Let's discuss the way men shoot women in movies — the way they objectify them or the way the camera lingers over them. When you're making your movies, is there something intentional about how you want women to be shot that is not the way they're typically shot?
Foner: I have in my movie a first sexual experience. And I from the beginning I wanted to do this — because it's iconic for everybody, male and female — from the point of view of the women to whom it was happening. I wanted to do it so we were inside her head when it was happening. And I showed it to the producers. And they were deeply offended by it. They said that it looked aggressive. And there was a struggle about how much of it is still in the movie. There is not as much of it in, because I didn't have the control to keep it all in.
Fidell: I made a short film that had an extended rape scene in it and shot it very close up on her face during it. And I think that was the longest take of the whole film.
What about you, Liz?
Garcia: Because I was depicting an underage kid, I was very conscious of how I shot the actor, Dave Lambert, who plays Kristen Bell's underage love interest. And he took off all of his clothes, and he's totally gorgeous. And so there was ample opportunity to kind of pick him apart. And I was like, "This isn't me. This isn't the film." And I had to take it out.
Dabis: I [cast] myself in the movie, [and] I notice that there's a lot of comments on the way I look on camera. And I just have to pose the question: If I were a male director writing, directing and acting in my own film — would people be commenting so much on the way I look on-screen?
Dabis: And I have to say, it has really, really bothered me. Because I end up feeling objectified.
Foner: Many years ago, my ex-husband [director Stephen Gyllenhaal] made a movie ["A Dangerous Woman"] in which Barbara Hershey appeared and had to pick a body double. At the time, she was getting close to 50. She picked a 23-year-old body double. And I was a producer of the movie. I had a conniption fit. I said, "This cannot happen. Women in America cannot believe that when an almost-50-year-old woman takes off her clothes, she looks like that." And it ended up that we used that body double.
Hannah, we didn't get to talk about how you shot "A Teacher."
Fidell: I wanted to flip that male gaze around and I very intentionally did that, by objectifying the young boy. For a lot of the young women that I was working with, we just grew up on the male gaze so it was so hard for us to disassociate ourselves from that. Men have a very hard time relating to my film, in the way that I had intended. But they still get something out of it because it speaks to their hot-for-teacher fantasy. They can get whatever they want out of it.
What makes you feel good about being a woman making movies in Hollywood right now?
Garcia: I feel very hopeful about women in the industry, because of Lena Dunham [in "Girls"]. She is an auteur. She is young. She does not fit in the Hollywood obsession with beauty. She's inspiring me, and I'm 10 years older. And she's therefore inspiring girls who are younger.

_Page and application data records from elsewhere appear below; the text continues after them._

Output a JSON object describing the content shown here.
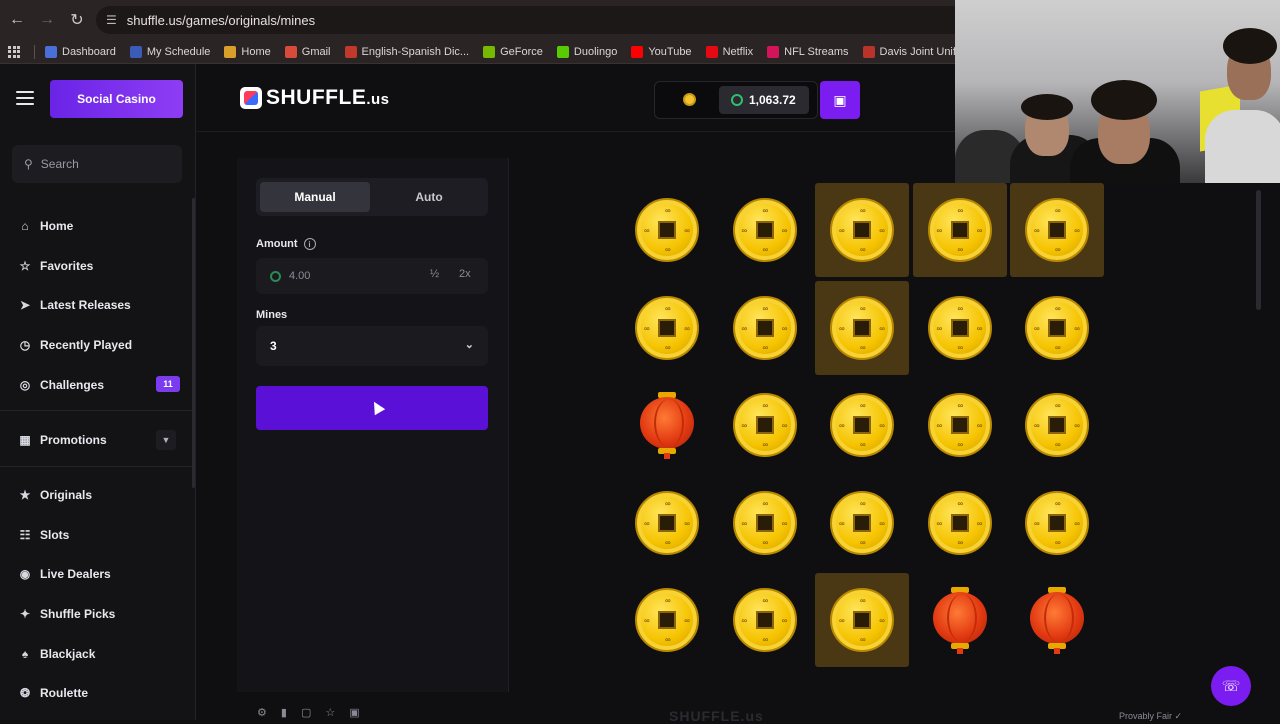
{
  "browser": {
    "url": "shuffle.us/games/originals/mines",
    "bookmarks": [
      {
        "label": "Dashboard",
        "color": "#4a6fd8"
      },
      {
        "label": "My Schedule",
        "color": "#3b5bb8"
      },
      {
        "label": "Home",
        "color": "#d8a02a"
      },
      {
        "label": "Gmail",
        "color": "#d84a3a"
      },
      {
        "label": "English-Spanish Dic...",
        "color": "#c0392b"
      },
      {
        "label": "GeForce",
        "color": "#76b900"
      },
      {
        "label": "Duolingo",
        "color": "#58cc02"
      },
      {
        "label": "YouTube",
        "color": "#ff0000"
      },
      {
        "label": "Netflix",
        "color": "#e50914"
      },
      {
        "label": "NFL Streams",
        "color": "#d4145a"
      },
      {
        "label": "Davis Joint Unified...",
        "color": "#b8332a"
      }
    ]
  },
  "sidebar": {
    "social_casino": "Social Casino",
    "search_placeholder": "Search",
    "items": [
      {
        "label": "Home",
        "icon": "home-icon"
      },
      {
        "label": "Favorites",
        "icon": "star-icon"
      },
      {
        "label": "Latest Releases",
        "icon": "rocket-icon"
      },
      {
        "label": "Recently Played",
        "icon": "clock-icon"
      },
      {
        "label": "Challenges",
        "icon": "target-icon",
        "badge": "11"
      },
      {
        "label": "Promotions",
        "icon": "gift-icon"
      },
      {
        "label": "Originals",
        "icon": "originals-icon"
      },
      {
        "label": "Slots",
        "icon": "slots-icon"
      },
      {
        "label": "Live Dealers",
        "icon": "live-icon"
      },
      {
        "label": "Shuffle Picks",
        "icon": "picks-icon"
      },
      {
        "label": "Blackjack",
        "icon": "cards-icon"
      },
      {
        "label": "Roulette",
        "icon": "roulette-icon"
      }
    ]
  },
  "header": {
    "logo_main": "SHUFFLE",
    "logo_suffix": ".us",
    "balance": "1,063.72"
  },
  "panel": {
    "tabs": [
      "Manual",
      "Auto"
    ],
    "amount_label": "Amount",
    "amount_value": "4.00",
    "half_label": "½",
    "double_label": "2x",
    "mines_label": "Mines",
    "mines_value": "3"
  },
  "grid": {
    "rows": [
      [
        {
          "t": "coin",
          "r": false
        },
        {
          "t": "coin",
          "r": false
        },
        {
          "t": "coin",
          "r": true
        },
        {
          "t": "coin",
          "r": true
        },
        {
          "t": "coin",
          "r": true
        }
      ],
      [
        {
          "t": "coin",
          "r": false
        },
        {
          "t": "coin",
          "r": false
        },
        {
          "t": "coin",
          "r": true
        },
        {
          "t": "coin",
          "r": false
        },
        {
          "t": "coin",
          "r": false
        }
      ],
      [
        {
          "t": "lantern",
          "r": false
        },
        {
          "t": "coin",
          "r": false
        },
        {
          "t": "coin",
          "r": false
        },
        {
          "t": "coin",
          "r": false
        },
        {
          "t": "coin",
          "r": false
        }
      ],
      [
        {
          "t": "coin",
          "r": false
        },
        {
          "t": "coin",
          "r": false
        },
        {
          "t": "coin",
          "r": false
        },
        {
          "t": "coin",
          "r": false
        },
        {
          "t": "coin",
          "r": false
        }
      ],
      [
        {
          "t": "coin",
          "r": false
        },
        {
          "t": "coin",
          "r": false
        },
        {
          "t": "coin",
          "r": true
        },
        {
          "t": "lantern",
          "r": false
        },
        {
          "t": "lantern",
          "r": false
        }
      ]
    ]
  },
  "footer": {
    "watermark": "SHUFFLE.us",
    "provably_fair": "Provably Fair"
  }
}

Cowperthwaite: I think it's just the conversations I've had since arriving here — the ones with women — are beyond my expectations, in terms of support. "Oh, my God, I can't wait to see your movie!" So supportive and collaborative.

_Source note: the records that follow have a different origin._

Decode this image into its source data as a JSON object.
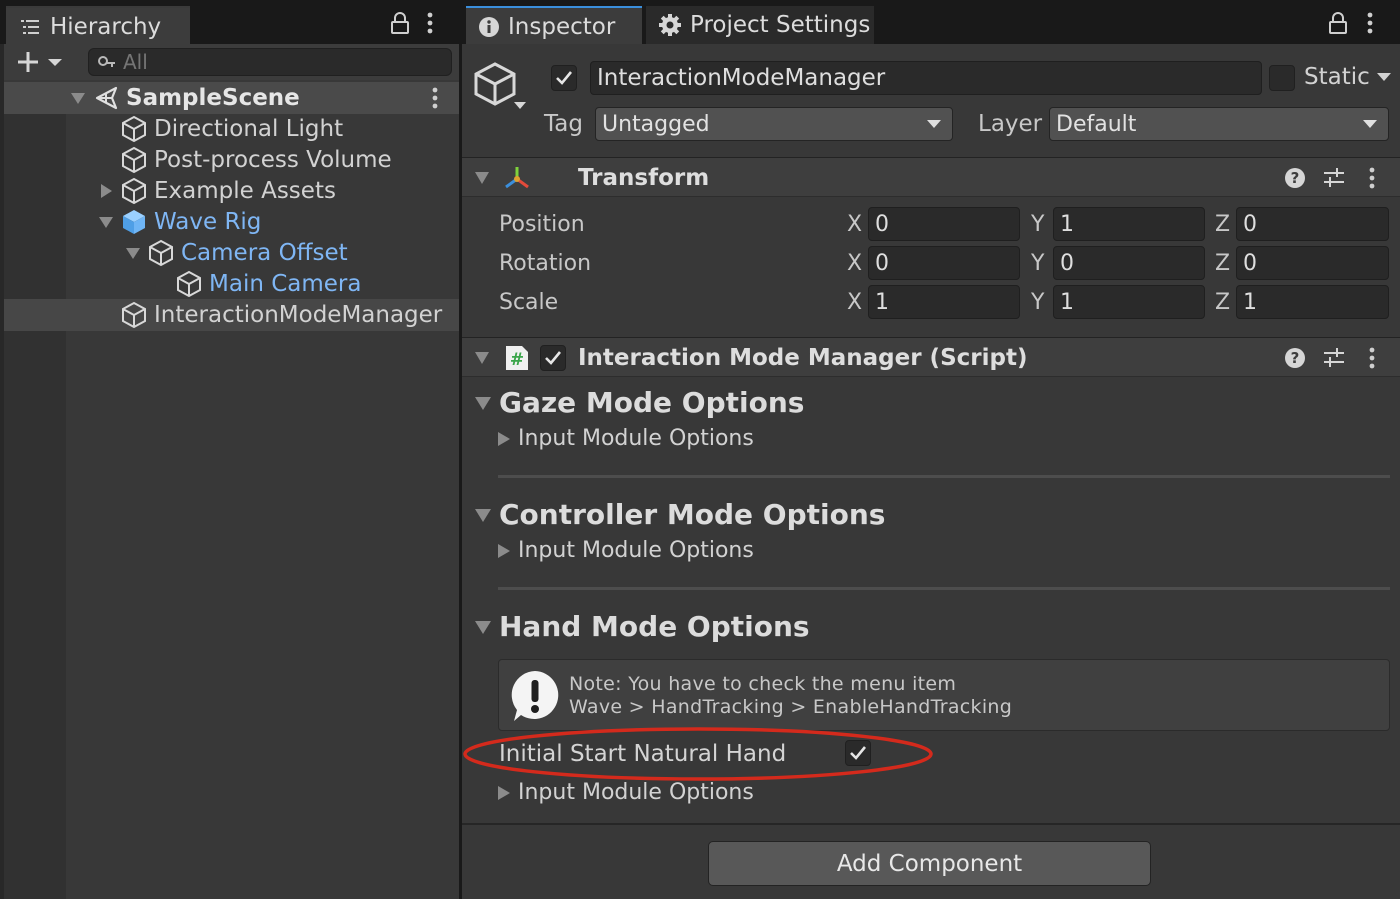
{
  "hierarchy": {
    "tab_label": "Hierarchy",
    "search_placeholder": "All",
    "scene": "SampleScene",
    "items": [
      {
        "label": "Directional Light"
      },
      {
        "label": "Post-process Volume"
      },
      {
        "label": "Example Assets"
      },
      {
        "label": "Wave Rig"
      },
      {
        "label": "Camera Offset"
      },
      {
        "label": "Main Camera"
      },
      {
        "label": "InteractionModeManager"
      }
    ]
  },
  "inspector": {
    "tabs": [
      {
        "label": "Inspector"
      },
      {
        "label": "Project Settings"
      }
    ],
    "object_name": "InteractionModeManager",
    "static_label": "Static",
    "tag_label": "Tag",
    "tag_value": "Untagged",
    "layer_label": "Layer",
    "layer_value": "Default",
    "transform": {
      "title": "Transform",
      "rows": [
        {
          "label": "Position",
          "x": "0",
          "y": "1",
          "z": "0"
        },
        {
          "label": "Rotation",
          "x": "0",
          "y": "0",
          "z": "0"
        },
        {
          "label": "Scale",
          "x": "1",
          "y": "1",
          "z": "1"
        }
      ],
      "axis_x": "X",
      "axis_y": "Y",
      "axis_z": "Z"
    },
    "script": {
      "title": "Interaction Mode Manager (Script)",
      "gaze": {
        "title": "Gaze Mode Options",
        "sub": "Input Module Options"
      },
      "controller": {
        "title": "Controller Mode Options",
        "sub": "Input Module Options"
      },
      "hand": {
        "title": "Hand Mode Options",
        "note_line1": "Note: You have to check the menu item",
        "note_line2": "Wave > HandTracking > EnableHandTracking",
        "natural_hand_label": "Initial Start Natural Hand",
        "sub": "Input Module Options"
      }
    },
    "add_component": "Add Component"
  },
  "colors": {
    "accent_tab": "#3b8fdc",
    "prefab_blue": "#7fb6f4",
    "highlight_ellipse": "#d42a1c"
  }
}
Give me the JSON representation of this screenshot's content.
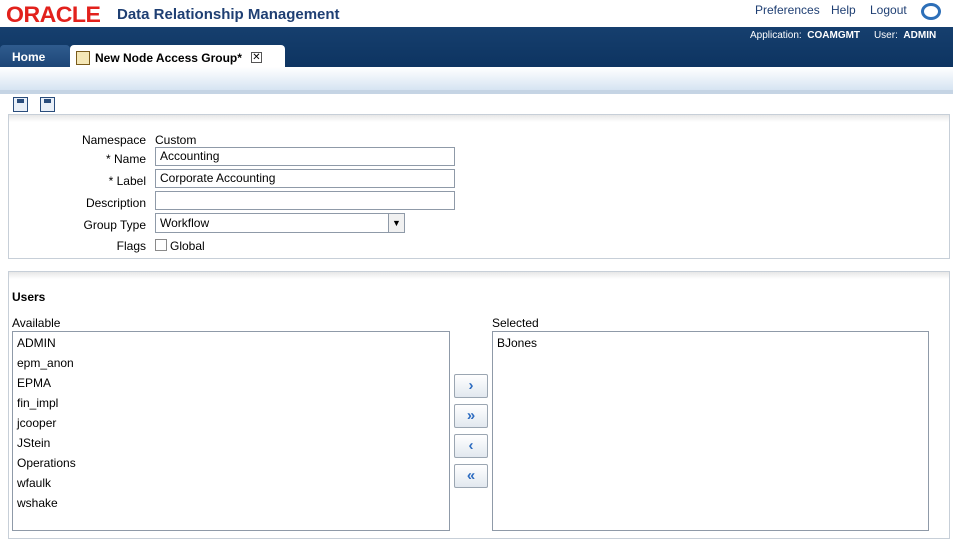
{
  "header": {
    "logo_text": "ORACLE",
    "app_title": "Data Relationship Management",
    "links": [
      "Preferences",
      "Help",
      "Logout"
    ],
    "application_label": "Application:",
    "application_value": "COAMGMT",
    "user_label": "User:",
    "user_value": "ADMIN"
  },
  "tabs": {
    "home": "Home",
    "active": "New Node Access Group*",
    "close": "✕"
  },
  "form": {
    "namespace_label": "Namespace",
    "namespace_value": "Custom",
    "name_label": "* Name",
    "name_value": "Accounting",
    "label_label": "* Label",
    "label_value": "Corporate Accounting",
    "description_label": "Description",
    "description_value": "",
    "group_type_label": "Group Type",
    "group_type_value": "Workflow",
    "flags_label": "Flags",
    "global_label": "Global"
  },
  "users": {
    "section_title": "Users",
    "available_label": "Available",
    "selected_label": "Selected",
    "available": [
      "ADMIN",
      "epm_anon",
      "EPMA",
      "fin_impl",
      "jcooper",
      "JStein",
      "Operations",
      "wfaulk",
      "wshake"
    ],
    "selected": [
      "BJones"
    ],
    "move_buttons": [
      "›",
      "»",
      "‹",
      "«"
    ]
  },
  "colors": {
    "brand_red": "#e2211c",
    "brand_blue": "#1f3f73",
    "bar_blue": "#0d3461"
  }
}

Fidell: I just feel like the world is our oyster. I grew up knowing that my mother is a journalist and was one of the first bureau chiefs I think ever at the New York Times. Hearing these stories of how hard it was for her, and yet knowing how easy it is for me right now is just remarkable.

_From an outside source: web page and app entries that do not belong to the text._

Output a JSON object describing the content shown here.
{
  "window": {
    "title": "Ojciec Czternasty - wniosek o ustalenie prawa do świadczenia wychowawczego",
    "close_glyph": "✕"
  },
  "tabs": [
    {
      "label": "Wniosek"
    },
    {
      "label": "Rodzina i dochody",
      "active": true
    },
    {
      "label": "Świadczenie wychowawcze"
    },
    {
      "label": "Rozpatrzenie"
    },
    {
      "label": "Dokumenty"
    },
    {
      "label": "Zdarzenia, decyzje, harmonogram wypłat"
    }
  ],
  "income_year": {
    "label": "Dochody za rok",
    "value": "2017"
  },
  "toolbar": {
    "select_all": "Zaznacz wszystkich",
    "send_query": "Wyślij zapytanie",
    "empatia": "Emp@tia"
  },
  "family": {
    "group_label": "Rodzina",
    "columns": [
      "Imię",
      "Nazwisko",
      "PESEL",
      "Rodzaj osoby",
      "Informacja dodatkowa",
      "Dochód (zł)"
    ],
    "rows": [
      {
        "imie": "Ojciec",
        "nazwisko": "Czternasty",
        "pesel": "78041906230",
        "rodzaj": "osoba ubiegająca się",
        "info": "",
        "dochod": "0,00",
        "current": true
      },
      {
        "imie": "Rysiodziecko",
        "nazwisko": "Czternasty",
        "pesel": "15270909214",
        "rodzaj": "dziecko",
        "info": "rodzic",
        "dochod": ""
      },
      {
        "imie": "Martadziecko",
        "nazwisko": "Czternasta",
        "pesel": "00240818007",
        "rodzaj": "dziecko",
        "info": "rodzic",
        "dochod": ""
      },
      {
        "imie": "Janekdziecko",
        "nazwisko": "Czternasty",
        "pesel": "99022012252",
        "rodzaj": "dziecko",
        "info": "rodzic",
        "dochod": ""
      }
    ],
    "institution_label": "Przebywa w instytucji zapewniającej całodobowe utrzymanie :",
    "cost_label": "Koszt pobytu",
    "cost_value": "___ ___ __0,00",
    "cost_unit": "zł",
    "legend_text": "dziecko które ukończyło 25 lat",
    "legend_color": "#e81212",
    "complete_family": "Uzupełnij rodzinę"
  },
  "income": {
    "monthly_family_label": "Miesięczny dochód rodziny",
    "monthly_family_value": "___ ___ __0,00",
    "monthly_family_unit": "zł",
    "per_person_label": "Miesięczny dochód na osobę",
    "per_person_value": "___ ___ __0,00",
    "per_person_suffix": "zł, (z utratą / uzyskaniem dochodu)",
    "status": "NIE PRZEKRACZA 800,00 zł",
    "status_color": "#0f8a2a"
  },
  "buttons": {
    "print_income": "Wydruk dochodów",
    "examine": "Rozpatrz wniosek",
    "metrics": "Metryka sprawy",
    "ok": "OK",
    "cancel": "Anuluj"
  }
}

Foner: For me the hopefulness is to hear that you guys expect to have what you have. You don't for a minute think that there's any reason you shouldn't. So I feel like if my generation has done something, it's where you begin.